Paris is famous for its bright lights, but French President Francois Hollande and his energy minister plan to extinguish the city’s trademark glow during overnight hours, in an effort to save money and energy -- putting many business owners and tourists in a dark mood.Sobriety? In Paris? That makes as much sense as linking sobriety and New Orleans.
According to a recent Bloomberg.com report, by summer of 2013, tourists looking to stroll down the renowned Champs Elysees will need a flashlight between the hours of 1 a.m. and 7 a.m.

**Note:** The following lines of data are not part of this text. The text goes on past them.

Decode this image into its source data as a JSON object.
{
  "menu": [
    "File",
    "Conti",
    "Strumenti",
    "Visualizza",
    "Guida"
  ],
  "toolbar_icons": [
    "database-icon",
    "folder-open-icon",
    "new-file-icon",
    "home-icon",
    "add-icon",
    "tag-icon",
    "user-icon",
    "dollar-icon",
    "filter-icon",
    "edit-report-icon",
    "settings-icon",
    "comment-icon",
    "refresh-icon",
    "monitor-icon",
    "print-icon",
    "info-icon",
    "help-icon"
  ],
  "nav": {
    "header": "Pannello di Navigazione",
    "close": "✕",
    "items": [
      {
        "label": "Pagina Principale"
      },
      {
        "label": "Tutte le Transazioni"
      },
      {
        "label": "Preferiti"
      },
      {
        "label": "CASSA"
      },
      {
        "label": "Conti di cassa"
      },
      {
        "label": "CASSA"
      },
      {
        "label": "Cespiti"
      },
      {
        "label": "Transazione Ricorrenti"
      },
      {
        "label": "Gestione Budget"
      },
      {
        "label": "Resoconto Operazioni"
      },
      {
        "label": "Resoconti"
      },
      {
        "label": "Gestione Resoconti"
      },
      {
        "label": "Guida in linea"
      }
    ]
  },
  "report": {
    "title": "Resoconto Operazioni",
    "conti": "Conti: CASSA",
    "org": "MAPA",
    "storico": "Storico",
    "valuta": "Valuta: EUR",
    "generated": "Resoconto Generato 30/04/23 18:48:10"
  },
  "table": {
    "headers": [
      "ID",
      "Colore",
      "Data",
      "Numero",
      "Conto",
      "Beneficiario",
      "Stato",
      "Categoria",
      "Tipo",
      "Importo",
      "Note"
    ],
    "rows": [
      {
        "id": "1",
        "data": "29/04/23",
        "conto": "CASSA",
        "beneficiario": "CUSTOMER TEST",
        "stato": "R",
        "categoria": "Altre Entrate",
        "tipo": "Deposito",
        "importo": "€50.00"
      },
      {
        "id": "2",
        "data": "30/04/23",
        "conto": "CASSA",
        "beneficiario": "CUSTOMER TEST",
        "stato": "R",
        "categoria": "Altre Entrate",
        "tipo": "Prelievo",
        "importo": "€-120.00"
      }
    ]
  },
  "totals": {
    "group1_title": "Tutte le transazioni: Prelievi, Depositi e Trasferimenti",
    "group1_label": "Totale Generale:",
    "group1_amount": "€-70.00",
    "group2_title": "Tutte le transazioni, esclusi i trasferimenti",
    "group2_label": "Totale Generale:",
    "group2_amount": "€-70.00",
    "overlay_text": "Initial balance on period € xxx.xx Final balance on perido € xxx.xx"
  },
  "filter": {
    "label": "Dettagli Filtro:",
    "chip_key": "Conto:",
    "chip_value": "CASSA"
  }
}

French energy and environment minister Delphine Batho said the proposal to turn out the lights in and outside public buildings, offices and shops will apply to all French cities, villages, and towns. The purpose is to save energy and money, and show “sobriety,” Batho said.
The move is part of efforts to boost France's energy efficiency by 20 percent by 2020. The plan’s first phase took effect last July, forcing stores and businesses to turn off neon lights highlighting their names, between 1 a.m. and 6 a.m.
Critics say a dark Paris will encourage residents to stay home and tourists to go to bed earlier, hurting businesses...
Shop owners also argue that bright lights welcome visitors and instill a sense of security on the city streets. Many of the country’s 650,000 merchants oppose the idea, suggesting the government is threatening their livelihoods.
Unemployment is at a 14-year high in France and the economy has not grown much in the past year.Sound familiar? This is what happens when feel-good regulation is substituted for sound economic policies.
There are supporters of the plan, including the country’s Green party and several environmental activist groups.Perhaps Paris should relocate to California. Sounds like a match made in Heaven.
For the last word on this latest French foolishness, let's bring in the late, great Dandy Don Meridith.